Aim of the exercise =
With the images left out, print all of the records below exactly.

(Dataset entries)
○ ○ ○ ○
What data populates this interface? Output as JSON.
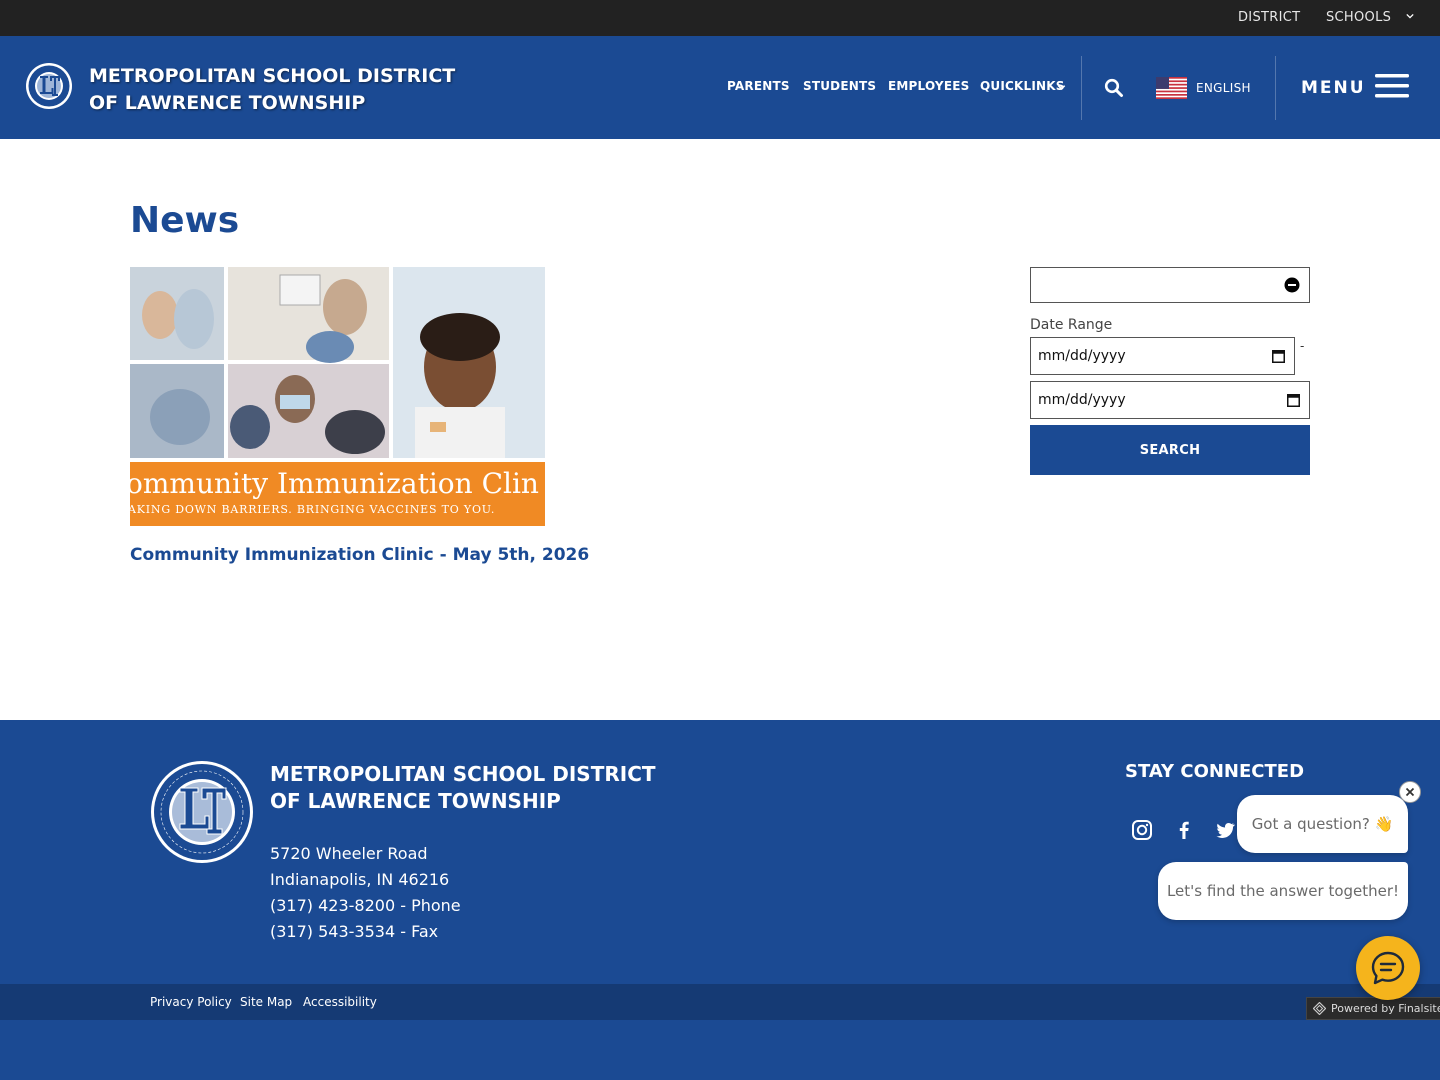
{
  "utility": {
    "district_label": "DISTRICT",
    "schools_label": "SCHOOLS"
  },
  "header": {
    "title_line1": "METROPOLITAN SCHOOL DISTRICT",
    "title_line2": "OF LAWRENCE TOWNSHIP",
    "nav": {
      "parents": "PARENTS",
      "students": "STUDENTS",
      "employees": "EMPLOYEES",
      "quicklinks": "QUICKLINKS"
    },
    "language": "ENGLISH",
    "menu_label": "MENU"
  },
  "main": {
    "page_title": "News",
    "news_items": [
      {
        "image_banner_line1": "ommunity Immunization Clin",
        "image_banner_line2": "AKING DOWN BARRIERS. BRINGING VACCINES TO YOU.",
        "headline": "Community Immunization Clinic - May 5th, 2026"
      }
    ],
    "filter": {
      "date_range_label": "Date Range",
      "start_placeholder": "mm/dd/yyyy",
      "end_placeholder": "mm/dd/yyyy",
      "separator": "-",
      "search_label": "SEARCH"
    }
  },
  "footer": {
    "title_line1": "METROPOLITAN SCHOOL DISTRICT",
    "title_line2": "OF LAWRENCE TOWNSHIP",
    "address_line1": "5720 Wheeler Road",
    "address_line2": "Indianapolis, IN  46216",
    "phone": "(317) 423-8200 - Phone",
    "fax": "(317) 543-3534 - Fax",
    "stay_connected": "STAY CONNECTED",
    "social_icons": [
      "instagram-icon",
      "facebook-icon",
      "twitter-icon"
    ]
  },
  "bottom_bar": {
    "privacy": "Privacy Policy",
    "sitemap": "Site Map",
    "accessibility": "Accessibility",
    "powered_by": "Powered by Finalsite"
  },
  "chat": {
    "bubble1": "Got a question? 👋",
    "bubble2": "Let's find the answer together!"
  },
  "colors": {
    "brand_blue": "#1b4a93",
    "utility_bar": "#222222",
    "banner_orange": "#f08a24",
    "chat_yellow": "#f5b41c"
  }
}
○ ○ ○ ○
Written response =
What data populates this interface? Output as JSON.
{
  "utility": {
    "district_label": "DISTRICT",
    "schools_label": "SCHOOLS"
  },
  "header": {
    "title_line1": "METROPOLITAN SCHOOL DISTRICT",
    "title_line2": "OF LAWRENCE TOWNSHIP",
    "nav": {
      "parents": "PARENTS",
      "students": "STUDENTS",
      "employees": "EMPLOYEES",
      "quicklinks": "QUICKLINKS"
    },
    "language": "ENGLISH",
    "menu_label": "MENU"
  },
  "main": {
    "page_title": "News",
    "news_items": [
      {
        "image_banner_line1": "ommunity Immunization Clin",
        "image_banner_line2": "AKING DOWN BARRIERS. BRINGING VACCINES TO YOU.",
        "headline": "Community Immunization Clinic - May 5th, 2026"
      }
    ],
    "filter": {
      "date_range_label": "Date Range",
      "start_placeholder": "mm/dd/yyyy",
      "end_placeholder": "mm/dd/yyyy",
      "separator": "-",
      "search_label": "SEARCH"
    }
  },
  "footer": {
    "title_line1": "METROPOLITAN SCHOOL DISTRICT",
    "title_line2": "OF LAWRENCE TOWNSHIP",
    "address_line1": "5720 Wheeler Road",
    "address_line2": "Indianapolis, IN  46216",
    "phone": "(317) 423-8200 - Phone",
    "fax": "(317) 543-3534 - Fax",
    "stay_connected": "STAY CONNECTED",
    "social_icons": [
      "instagram-icon",
      "facebook-icon",
      "twitter-icon"
    ]
  },
  "bottom_bar": {
    "privacy": "Privacy Policy",
    "sitemap": "Site Map",
    "accessibility": "Accessibility",
    "powered_by": "Powered by Finalsite"
  },
  "chat": {
    "bubble1": "Got a question? 👋",
    "bubble2": "Let's find the answer together!"
  },
  "colors": {
    "brand_blue": "#1b4a93",
    "utility_bar": "#222222",
    "banner_orange": "#f08a24",
    "chat_yellow": "#f5b41c"
  }
}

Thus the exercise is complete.